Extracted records
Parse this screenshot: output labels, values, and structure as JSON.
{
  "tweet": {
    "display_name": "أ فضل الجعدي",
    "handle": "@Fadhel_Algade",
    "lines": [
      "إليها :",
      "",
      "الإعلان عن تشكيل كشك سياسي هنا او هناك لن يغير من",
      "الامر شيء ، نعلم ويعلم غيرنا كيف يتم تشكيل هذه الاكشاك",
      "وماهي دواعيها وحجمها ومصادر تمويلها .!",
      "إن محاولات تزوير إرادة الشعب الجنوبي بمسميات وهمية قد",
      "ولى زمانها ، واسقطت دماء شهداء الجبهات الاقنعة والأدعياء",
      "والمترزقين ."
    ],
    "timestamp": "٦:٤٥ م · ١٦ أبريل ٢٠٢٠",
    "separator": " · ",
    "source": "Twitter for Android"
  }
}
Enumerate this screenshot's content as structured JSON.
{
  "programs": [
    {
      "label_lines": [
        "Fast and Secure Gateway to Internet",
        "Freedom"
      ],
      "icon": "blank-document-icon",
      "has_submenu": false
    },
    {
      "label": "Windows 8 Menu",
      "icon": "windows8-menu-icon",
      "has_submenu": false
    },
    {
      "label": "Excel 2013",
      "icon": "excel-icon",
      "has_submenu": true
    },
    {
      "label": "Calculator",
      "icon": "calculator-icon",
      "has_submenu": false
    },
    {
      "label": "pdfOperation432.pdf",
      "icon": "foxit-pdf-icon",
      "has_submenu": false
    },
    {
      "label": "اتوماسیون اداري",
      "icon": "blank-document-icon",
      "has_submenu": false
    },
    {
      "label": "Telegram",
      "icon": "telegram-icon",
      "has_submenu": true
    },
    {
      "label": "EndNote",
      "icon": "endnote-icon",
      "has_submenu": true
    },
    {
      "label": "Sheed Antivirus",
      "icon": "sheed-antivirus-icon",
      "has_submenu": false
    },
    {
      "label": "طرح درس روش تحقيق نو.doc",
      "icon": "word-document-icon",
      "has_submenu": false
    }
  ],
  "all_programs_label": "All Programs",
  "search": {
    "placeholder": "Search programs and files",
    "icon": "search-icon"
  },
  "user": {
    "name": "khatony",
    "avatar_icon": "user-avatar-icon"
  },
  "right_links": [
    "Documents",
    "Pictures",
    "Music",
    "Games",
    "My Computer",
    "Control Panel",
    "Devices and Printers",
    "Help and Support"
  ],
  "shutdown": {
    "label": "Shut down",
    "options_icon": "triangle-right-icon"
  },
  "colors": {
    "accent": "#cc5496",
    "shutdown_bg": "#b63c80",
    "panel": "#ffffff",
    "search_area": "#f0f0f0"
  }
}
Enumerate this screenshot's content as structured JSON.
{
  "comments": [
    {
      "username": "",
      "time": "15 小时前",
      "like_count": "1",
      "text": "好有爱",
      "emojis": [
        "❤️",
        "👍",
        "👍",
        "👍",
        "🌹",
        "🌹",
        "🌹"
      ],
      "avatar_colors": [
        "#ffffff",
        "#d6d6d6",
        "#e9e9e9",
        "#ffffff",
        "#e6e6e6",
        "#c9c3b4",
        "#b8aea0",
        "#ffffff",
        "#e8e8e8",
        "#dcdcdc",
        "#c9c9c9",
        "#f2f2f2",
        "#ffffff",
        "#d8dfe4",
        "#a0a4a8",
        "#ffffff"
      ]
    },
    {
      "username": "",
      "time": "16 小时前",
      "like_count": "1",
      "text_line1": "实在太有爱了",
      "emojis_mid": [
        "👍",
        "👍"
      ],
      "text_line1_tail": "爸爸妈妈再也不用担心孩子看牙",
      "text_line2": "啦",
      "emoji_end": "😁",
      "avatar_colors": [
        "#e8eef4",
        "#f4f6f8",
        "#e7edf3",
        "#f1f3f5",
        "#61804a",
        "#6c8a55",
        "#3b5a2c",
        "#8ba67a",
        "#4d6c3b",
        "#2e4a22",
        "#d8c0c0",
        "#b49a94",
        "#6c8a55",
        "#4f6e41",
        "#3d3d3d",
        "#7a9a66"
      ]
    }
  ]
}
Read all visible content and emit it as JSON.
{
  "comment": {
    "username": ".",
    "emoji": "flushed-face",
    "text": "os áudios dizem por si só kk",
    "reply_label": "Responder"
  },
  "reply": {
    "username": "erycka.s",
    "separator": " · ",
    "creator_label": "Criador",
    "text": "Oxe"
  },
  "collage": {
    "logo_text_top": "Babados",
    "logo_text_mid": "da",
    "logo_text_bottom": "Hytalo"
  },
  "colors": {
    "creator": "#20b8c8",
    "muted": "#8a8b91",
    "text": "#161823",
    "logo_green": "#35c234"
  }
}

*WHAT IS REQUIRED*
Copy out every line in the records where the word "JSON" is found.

*COMPLETED TASK*
Parse this screenshot: output labels, values, and structure as JSON.
Enumerate this screenshot's content as structured JSON.
Enumerate this screenshot's content as structured JSON.
Read all visible content and emit it as JSON.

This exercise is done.